Brian Aydemir, Arthur Charguéraud, Benjamin C. Pierce, Randy Pollack, and Stephanie Weirich
POPL: Symposium on Principles of Programming Languages, January 2008

Formal representation of variable binding

Proving theorems about programming language semantics or types systems usually involves long and tedious proofs, with many uninteresting cases. However, the slightest mistake in a proof can easily compromise the soundness of the entire system. Machine-checked proofs appear as an ideal solution: they eliminate the possibility for errors in proofs, and easy proof cases can be automatically handled by brute-force proof search. Yet, the formalization of programming languages requires a formal representation of variable bindings. In paper proofs, alpha-conversion is easily dealt with by adopting Barendregt's convention (1992). Reproducing a similar style of reasoning in formal proofs has been a long-standing challenge.

In 2005, based on the observation that no existing technique was practical and general enough for formally reasoning about binders, a number of researchers proposed the POPLMark challenge as a way to stimulate new research on the topic (Aydemir et al 2005). This challenge, which received a lot of attention in the community, led to two the development of two new approaches: the nominal approach, mainly developed by Urban (2005), and another approach called locally nameless with cofinite quantification. I have developed the latter during an internship at UPenn in 2006, with Benjamin Pierce and Stephanie Weirich as advisors. Brian Aydemir and Randy Pollack then joined us in 2007 and contributed to the formal developments and to the proof of adequacy, respectively.

Locally nameless with cofinite quantification

The first ingredient is the locally nameless representation, in which bound variables are represented using de Bruijn indices, whereas free variables are represented using names. This representation, whose possibility has been mentioned by de Bruijn himself (1972), is a variant of the locally named approach of McKinna and Pollack (1993). Gordon (1994) first employed the locally nameless representation, and Leroy (2005) experimented it on the POPLMark challenge .

The second ingredient is the cofinite quantification, which plays a key role in making it possible to directly obtain strong induction principles. Without it, a large number of renaming lemmas are required, as experienced by Leroy in his POPLMark solution. The cofinite quantification plays a similar role as in Gabbay and Pitts' nominal logic (1999), with the difference that it is here used in a standard logic and that is is introduced directly in inductive definitions.

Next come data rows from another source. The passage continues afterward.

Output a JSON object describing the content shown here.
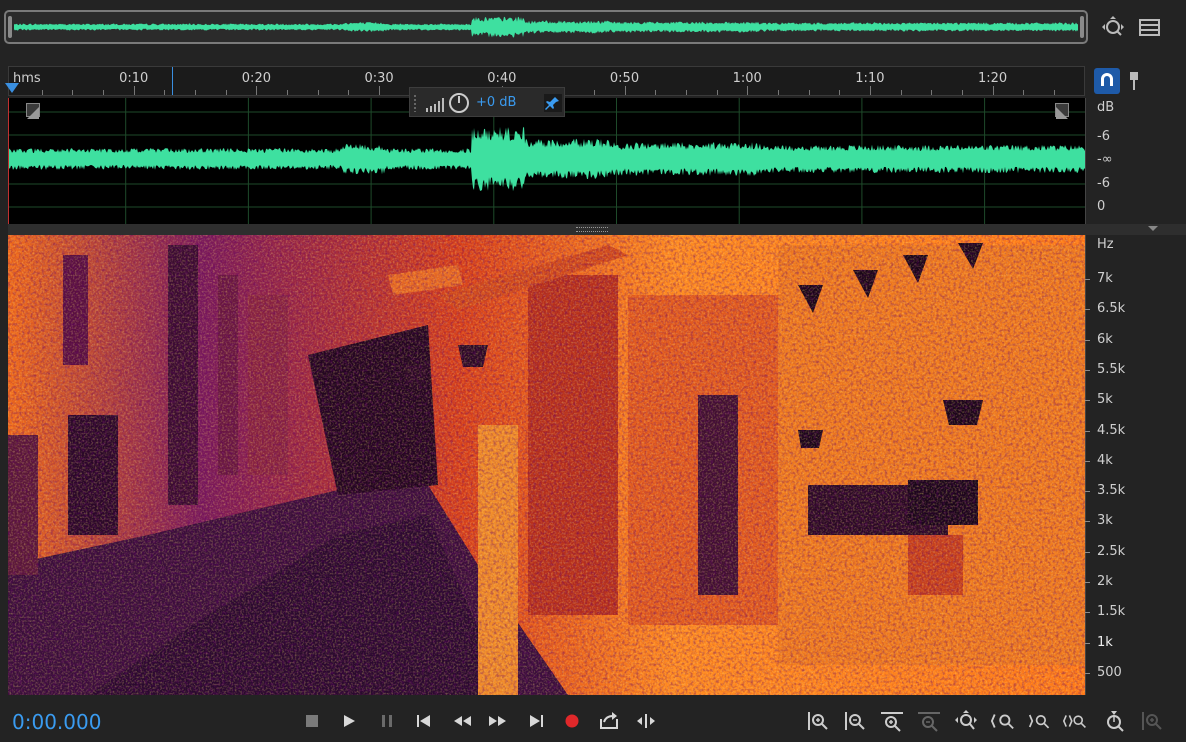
{
  "ruler": {
    "units_label": "hms",
    "ticks": [
      "0:10",
      "0:20",
      "0:30",
      "0:40",
      "0:50",
      "1:00",
      "1:10",
      "1:20"
    ]
  },
  "hud": {
    "volume_value": "+0 dB"
  },
  "amplitude_scale": {
    "unit": "dB",
    "labels": [
      "-6",
      "-∞",
      "-6",
      "0"
    ]
  },
  "frequency_scale": {
    "unit": "Hz",
    "labels": [
      "7k",
      "6.5k",
      "6k",
      "5.5k",
      "5k",
      "4.5k",
      "4k",
      "3.5k",
      "3k",
      "2.5k",
      "2k",
      "1.5k",
      "1k",
      "500"
    ]
  },
  "transport": {
    "current_time": "0:00.000"
  },
  "colors": {
    "waveform": "#3ee0a0",
    "accent": "#3a8fe0",
    "record": "#e0282a",
    "background": "#232323"
  },
  "icons": {
    "top": [
      "zoom-to-selection-icon",
      "list-view-icon",
      "snap-magnet-icon",
      "marker-pin-icon"
    ],
    "transport": [
      "stop-icon",
      "play-icon",
      "pause-icon",
      "skip-to-start-icon",
      "rewind-icon",
      "fast-forward-icon",
      "skip-to-end-icon",
      "record-icon",
      "loop-playback-icon",
      "skip-selection-icon"
    ],
    "zoom": [
      "zoom-in-amplitude-icon",
      "zoom-out-amplitude-icon",
      "zoom-in-time-icon",
      "zoom-out-time-icon",
      "zoom-full-icon",
      "zoom-in-at-start-icon",
      "zoom-in-at-end-icon",
      "zoom-selection-icon",
      "zoom-to-playhead-icon",
      "zoom-out-full-icon"
    ]
  }
}
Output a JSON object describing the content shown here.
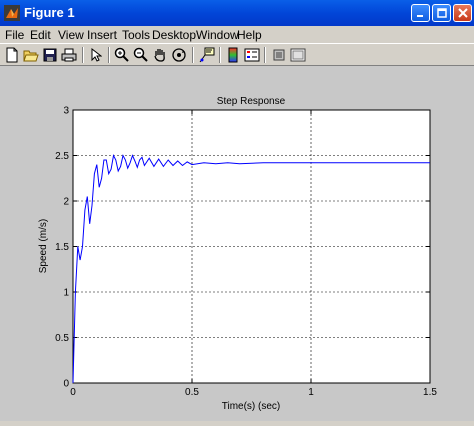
{
  "window": {
    "title": "Figure 1"
  },
  "menu": [
    "File",
    "Edit",
    "View",
    "Insert",
    "Tools",
    "Desktop",
    "Window",
    "Help"
  ],
  "toolbar": [
    "new-file",
    "open-file",
    "save",
    "print",
    "select-arrow",
    "zoom-in",
    "zoom-out",
    "pan",
    "rotate-3d",
    "data-cursor",
    "colorbar",
    "legend",
    "hide-plot-tools",
    "show-plot-tools"
  ],
  "chart_data": {
    "type": "line",
    "title": "Step Response",
    "xlabel": "Time(s) (sec)",
    "ylabel": "Speed (m/s)",
    "xlim": [
      0,
      1.5
    ],
    "ylim": [
      0,
      3
    ],
    "xticks": [
      "0",
      "0.5",
      "1",
      "1.5"
    ],
    "yticks": [
      "0",
      "0.5",
      "1",
      "1.5",
      "2",
      "2.5",
      "3"
    ],
    "grid": true,
    "line_color": "#0000ff",
    "series": [
      {
        "x": [
          0,
          0.01,
          0.02,
          0.03,
          0.04,
          0.05,
          0.06,
          0.07,
          0.08,
          0.09,
          0.1,
          0.11,
          0.12,
          0.13,
          0.14,
          0.15,
          0.16,
          0.17,
          0.18,
          0.19,
          0.2,
          0.21,
          0.22,
          0.23,
          0.24,
          0.25,
          0.26,
          0.27,
          0.28,
          0.29,
          0.3,
          0.32,
          0.34,
          0.36,
          0.38,
          0.4,
          0.42,
          0.44,
          0.46,
          0.48,
          0.5,
          0.55,
          0.6,
          0.65,
          0.7,
          0.8,
          0.9,
          1.0,
          1.2,
          1.5
        ],
        "y": [
          0,
          1.0,
          1.5,
          1.35,
          1.5,
          1.9,
          2.05,
          1.75,
          1.95,
          2.3,
          2.4,
          2.15,
          2.25,
          2.45,
          2.45,
          2.3,
          2.35,
          2.5,
          2.45,
          2.33,
          2.38,
          2.5,
          2.45,
          2.36,
          2.42,
          2.5,
          2.44,
          2.37,
          2.45,
          2.48,
          2.39,
          2.47,
          2.38,
          2.46,
          2.38,
          2.45,
          2.39,
          2.44,
          2.39,
          2.43,
          2.4,
          2.42,
          2.41,
          2.42,
          2.41,
          2.42,
          2.42,
          2.42,
          2.42,
          2.42
        ]
      }
    ]
  }
}
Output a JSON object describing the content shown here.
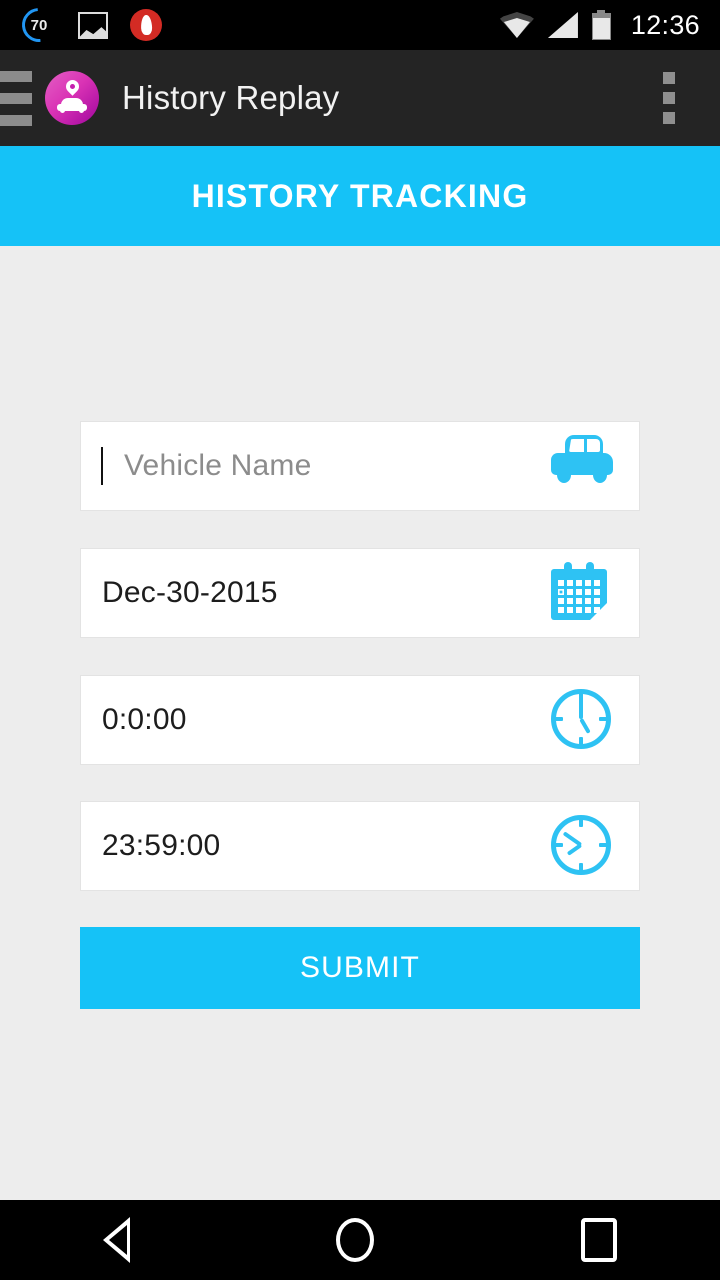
{
  "status_bar": {
    "time": "12:36",
    "left_icons": [
      {
        "name": "speed-limit-70-icon",
        "value": "70"
      },
      {
        "name": "gallery-image-icon"
      },
      {
        "name": "flame-notification-icon"
      }
    ],
    "right_icons": [
      {
        "name": "wifi-icon"
      },
      {
        "name": "cell-signal-icon"
      },
      {
        "name": "battery-icon"
      }
    ]
  },
  "app_bar": {
    "menu_icon": "hamburger-menu-icon",
    "logo_icon": "car-location-pin-logo",
    "title": "History Replay",
    "overflow_icon": "overflow-menu-icon"
  },
  "banner": {
    "title": "HISTORY TRACKING",
    "background": "#15c2f7"
  },
  "form": {
    "fields": [
      {
        "name": "vehicle-name",
        "value": "",
        "placeholder": "Vehicle Name",
        "icon": "car-icon",
        "has_caret": true
      },
      {
        "name": "date",
        "value": "Dec-30-2015",
        "placeholder": "",
        "icon": "calendar-icon",
        "has_caret": false
      },
      {
        "name": "start-time",
        "value": "0:0:00",
        "placeholder": "",
        "icon": "clock-icon",
        "has_caret": false
      },
      {
        "name": "end-time",
        "value": "23:59:00",
        "placeholder": "",
        "icon": "clock-icon",
        "has_caret": false
      }
    ],
    "submit_label": "SUBMIT"
  },
  "nav_bar": {
    "back": "back-nav-icon",
    "home": "home-nav-icon",
    "recents": "recents-nav-icon"
  },
  "colors": {
    "accent": "#15c2f7",
    "icon_accent": "#2ec2f3",
    "page_background": "#ededed",
    "app_bar": "#242424",
    "status_bar": "#000000"
  }
}
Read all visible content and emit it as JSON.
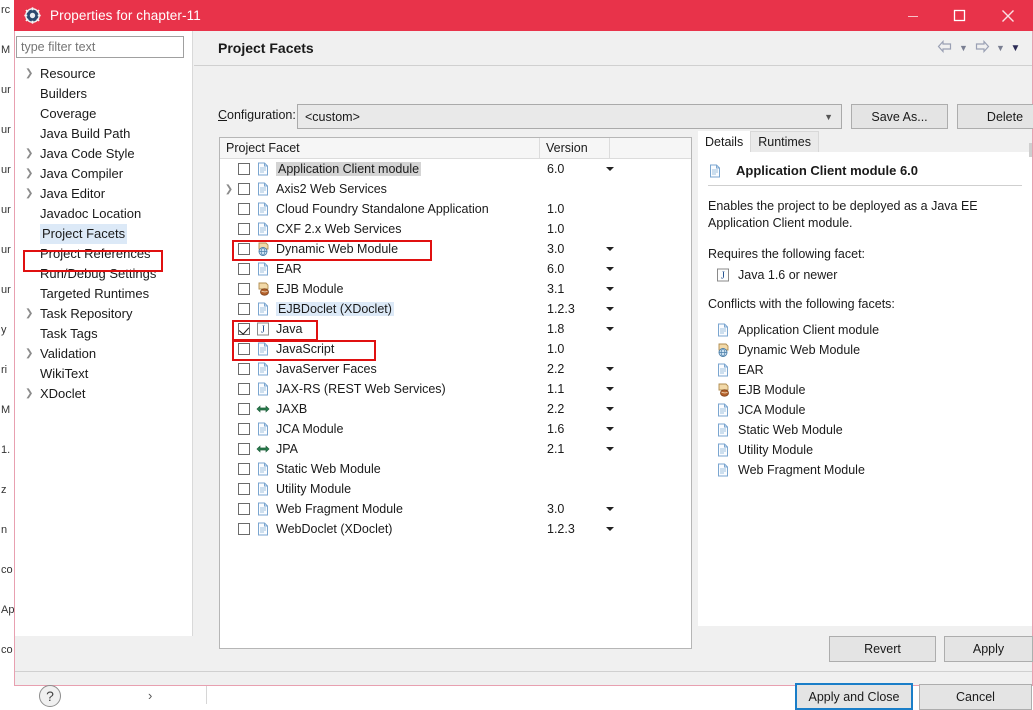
{
  "window": {
    "title": "Properties for chapter-11",
    "icon": "gear-icon",
    "accent_color": "#e8334a",
    "controls": {
      "minimize": "—",
      "maximize": "☐",
      "close": "✕"
    }
  },
  "sidebar": {
    "filter_placeholder": "type filter text",
    "filter_value": "",
    "items": [
      {
        "label": "Resource",
        "expandable": true,
        "selected": false
      },
      {
        "label": "Builders",
        "expandable": false,
        "selected": false
      },
      {
        "label": "Coverage",
        "expandable": false,
        "selected": false
      },
      {
        "label": "Java Build Path",
        "expandable": false,
        "selected": false
      },
      {
        "label": "Java Code Style",
        "expandable": true,
        "selected": false
      },
      {
        "label": "Java Compiler",
        "expandable": true,
        "selected": false
      },
      {
        "label": "Java Editor",
        "expandable": true,
        "selected": false
      },
      {
        "label": "Javadoc Location",
        "expandable": false,
        "selected": false
      },
      {
        "label": "Project Facets",
        "expandable": false,
        "selected": true
      },
      {
        "label": "Project References",
        "expandable": false,
        "selected": false
      },
      {
        "label": "Run/Debug Settings",
        "expandable": false,
        "selected": false
      },
      {
        "label": "Targeted Runtimes",
        "expandable": false,
        "selected": false
      },
      {
        "label": "Task Repository",
        "expandable": true,
        "selected": false
      },
      {
        "label": "Task Tags",
        "expandable": false,
        "selected": false
      },
      {
        "label": "Validation",
        "expandable": true,
        "selected": false
      },
      {
        "label": "WikiText",
        "expandable": false,
        "selected": false
      },
      {
        "label": "XDoclet",
        "expandable": true,
        "selected": false
      }
    ]
  },
  "page": {
    "title": "Project Facets",
    "nav": {
      "back_icon": "back-arrow-icon",
      "forward_icon": "forward-arrow-icon",
      "menu_icon": "chevron-down-icon"
    }
  },
  "configuration": {
    "label": "Configuration:",
    "value": "<custom>",
    "save_as_label": "Save As...",
    "delete_label": "Delete"
  },
  "facet_table": {
    "columns": [
      "Project Facet",
      "Version",
      ""
    ],
    "rows": [
      {
        "name": "Application Client module",
        "version": "6.0",
        "checked": false,
        "expandable": false,
        "has_version_dropdown": true,
        "icon": "file-icon",
        "state": "selected"
      },
      {
        "name": "Axis2 Web Services",
        "version": "",
        "checked": false,
        "expandable": true,
        "has_version_dropdown": false,
        "icon": "file-icon",
        "state": ""
      },
      {
        "name": "Cloud Foundry Standalone Application",
        "version": "1.0",
        "checked": false,
        "expandable": false,
        "has_version_dropdown": false,
        "icon": "file-icon",
        "state": ""
      },
      {
        "name": "CXF 2.x Web Services",
        "version": "1.0",
        "checked": false,
        "expandable": false,
        "has_version_dropdown": false,
        "icon": "file-icon",
        "state": ""
      },
      {
        "name": "Dynamic Web Module",
        "version": "3.0",
        "checked": false,
        "expandable": false,
        "has_version_dropdown": true,
        "icon": "web-module-icon",
        "state": ""
      },
      {
        "name": "EAR",
        "version": "6.0",
        "checked": false,
        "expandable": false,
        "has_version_dropdown": true,
        "icon": "file-icon",
        "state": ""
      },
      {
        "name": "EJB Module",
        "version": "3.1",
        "checked": false,
        "expandable": false,
        "has_version_dropdown": true,
        "icon": "ejb-icon",
        "state": ""
      },
      {
        "name": "EJBDoclet (XDoclet)",
        "version": "1.2.3",
        "checked": false,
        "expandable": false,
        "has_version_dropdown": true,
        "icon": "file-icon",
        "state": "hover"
      },
      {
        "name": "Java",
        "version": "1.8",
        "checked": true,
        "expandable": false,
        "has_version_dropdown": true,
        "icon": "java-icon",
        "state": ""
      },
      {
        "name": "JavaScript",
        "version": "1.0",
        "checked": false,
        "expandable": false,
        "has_version_dropdown": false,
        "icon": "file-icon",
        "state": ""
      },
      {
        "name": "JavaServer Faces",
        "version": "2.2",
        "checked": false,
        "expandable": false,
        "has_version_dropdown": true,
        "icon": "file-icon",
        "state": ""
      },
      {
        "name": "JAX-RS (REST Web Services)",
        "version": "1.1",
        "checked": false,
        "expandable": false,
        "has_version_dropdown": true,
        "icon": "file-icon",
        "state": ""
      },
      {
        "name": "JAXB",
        "version": "2.2",
        "checked": false,
        "expandable": false,
        "has_version_dropdown": true,
        "icon": "jaxb-icon",
        "state": ""
      },
      {
        "name": "JCA Module",
        "version": "1.6",
        "checked": false,
        "expandable": false,
        "has_version_dropdown": true,
        "icon": "file-icon",
        "state": ""
      },
      {
        "name": "JPA",
        "version": "2.1",
        "checked": false,
        "expandable": false,
        "has_version_dropdown": true,
        "icon": "jaxb-icon",
        "state": ""
      },
      {
        "name": "Static Web Module",
        "version": "",
        "checked": false,
        "expandable": false,
        "has_version_dropdown": false,
        "icon": "file-icon",
        "state": ""
      },
      {
        "name": "Utility Module",
        "version": "",
        "checked": false,
        "expandable": false,
        "has_version_dropdown": false,
        "icon": "file-icon",
        "state": ""
      },
      {
        "name": "Web Fragment Module",
        "version": "3.0",
        "checked": false,
        "expandable": false,
        "has_version_dropdown": true,
        "icon": "file-icon",
        "state": ""
      },
      {
        "name": "WebDoclet (XDoclet)",
        "version": "1.2.3",
        "checked": false,
        "expandable": false,
        "has_version_dropdown": true,
        "icon": "file-icon",
        "state": ""
      }
    ]
  },
  "annotations": {
    "highlight_color": "#e01010",
    "boxes": [
      "Project Facets",
      "Dynamic Web Module",
      "Java",
      "JavaScript"
    ]
  },
  "details": {
    "tabs": [
      {
        "label": "Details",
        "active": true
      },
      {
        "label": "Runtimes",
        "active": false
      }
    ],
    "title": "Application Client module 6.0",
    "description": "Enables the project to be deployed as a Java EE Application Client module.",
    "requires_label": "Requires the following facet:",
    "requires": [
      {
        "name": "Java 1.6 or newer",
        "icon": "java-icon"
      }
    ],
    "conflicts_label": "Conflicts with the following facets:",
    "conflicts": [
      {
        "name": "Application Client module",
        "icon": "file-icon"
      },
      {
        "name": "Dynamic Web Module",
        "icon": "web-module-icon"
      },
      {
        "name": "EAR",
        "icon": "file-icon"
      },
      {
        "name": "EJB Module",
        "icon": "ejb-icon"
      },
      {
        "name": "JCA Module",
        "icon": "file-icon"
      },
      {
        "name": "Static Web Module",
        "icon": "file-icon"
      },
      {
        "name": "Utility Module",
        "icon": "file-icon"
      },
      {
        "name": "Web Fragment Module",
        "icon": "file-icon"
      }
    ]
  },
  "actions": {
    "revert": "Revert",
    "apply": "Apply",
    "apply_and_close": "Apply and Close",
    "cancel": "Cancel",
    "help_icon": "help-icon"
  },
  "background_app": {
    "left_edge_text": [
      "rc",
      "M",
      "ur",
      "ur",
      "ur",
      "ur",
      "ur",
      "ur",
      "y",
      "ri",
      "M",
      "1.",
      "z",
      "n",
      "co",
      "Ap",
      "co"
    ],
    "chevron": "›"
  }
}
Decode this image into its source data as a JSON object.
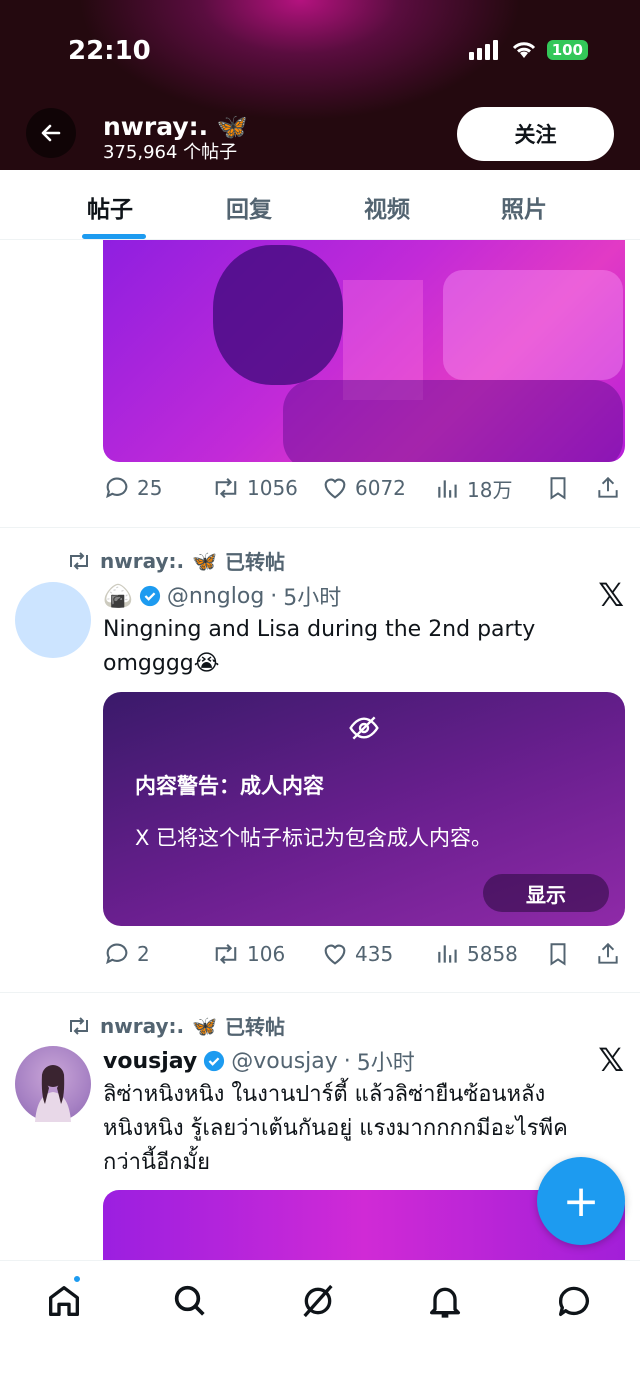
{
  "status_bar": {
    "time": "22:10",
    "battery": "100"
  },
  "header": {
    "name": "nwray:.",
    "post_count": "375,964 个帖子",
    "follow_label": "关注"
  },
  "tabs": [
    {
      "label": "帖子",
      "active": true
    },
    {
      "label": "回复"
    },
    {
      "label": "视频"
    },
    {
      "label": "照片"
    }
  ],
  "tweet1": {
    "replies": "25",
    "reposts": "1056",
    "likes": "6072",
    "views": "18万"
  },
  "tweet2": {
    "reposted_by": "nwray:.",
    "repost_label": "已转帖",
    "handle": "@nnglog",
    "time": "5小时",
    "text": "Ningning and Lisa during the 2nd party omgggg😭",
    "warning_title": "内容警告：成人内容",
    "warning_body": "X 已将这个帖子标记为包含成人内容。",
    "show_label": "显示",
    "replies": "2",
    "reposts": "106",
    "likes": "435",
    "views": "5858"
  },
  "tweet3": {
    "reposted_by": "nwray:.",
    "repost_label": "已转帖",
    "name": "vousjay",
    "handle": "@vousjay",
    "time": "5小时",
    "text": "ลิซ่าหนิงหนิง ในงานปาร์ตี้ แล้วลิซ่ายืนซ้อนหลังหนิงหนิง รู้เลยว่าเต้นกันอยู่ แรงมากกกกมีอะไรพีคกว่านี้อีกมั้ย"
  },
  "fab_label": "+",
  "colors": {
    "accent": "#1d9bf0",
    "muted": "#536471",
    "verified": "#1d9bf0"
  }
}
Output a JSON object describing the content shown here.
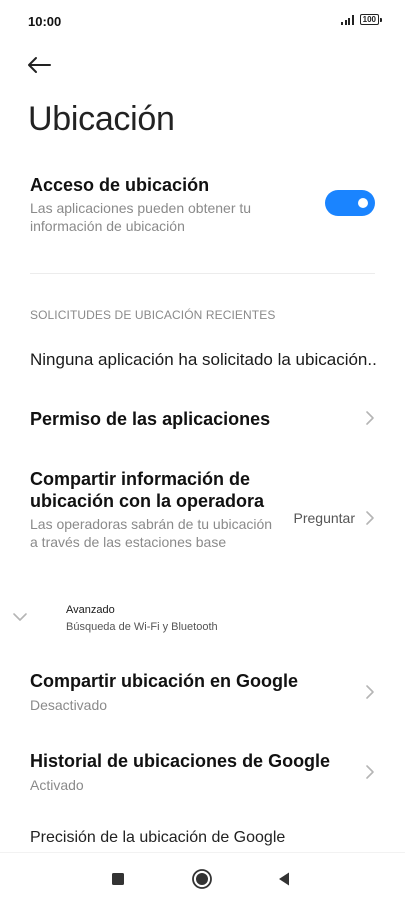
{
  "status_bar": {
    "time": "10:00",
    "battery": "100"
  },
  "header": {
    "back_icon": "arrow-left-icon",
    "title": "Ubicación"
  },
  "location_access": {
    "title": "Acceso de ubicación",
    "subtitle": "Las aplicaciones pueden obtener tu información de ubicación",
    "enabled": true,
    "toggle_color": "#1a84ff"
  },
  "recent_requests": {
    "header": "SOLICITUDES DE UBICACIÓN RECIENTES",
    "empty_text": "Ninguna aplicación ha solicitado la ubicación.."
  },
  "app_permissions": {
    "title": "Permiso de las aplicaciones"
  },
  "carrier_sharing": {
    "title": "Compartir información de ubicación con la operadora",
    "subtitle": "Las operadoras sabrán de tu ubicación a través de las estaciones base",
    "value": "Preguntar"
  },
  "advanced": {
    "title": "Avanzado",
    "subtitle": "Búsqueda de Wi-Fi y Bluetooth"
  },
  "google_location_sharing": {
    "title": "Compartir ubicación en Google",
    "status": "Desactivado"
  },
  "google_location_history": {
    "title": "Historial de ubicaciones de Google",
    "status": "Activado"
  },
  "google_location_accuracy": {
    "title": "Precisión de la ubicación de Google"
  },
  "nav_bar": {
    "icons": [
      "recents-square-icon",
      "home-circle-icon",
      "back-triangle-icon"
    ]
  }
}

The particular way in which we combine these two ingredients leads to concise developments that remain quite faithful to the presentation of conventional paper proofs. We have illustrated the applicability of this technique on four major developments: the formalization of ML with datatypes, references and exceptions, the formalization of System F with subtyping, the formalization of the Calculus of Constructions, and the formalization of the CPS translation. The locally nameless approach has already been adopted by dozens of researchers. A non-exhaustive list can be found at the bottom of this page.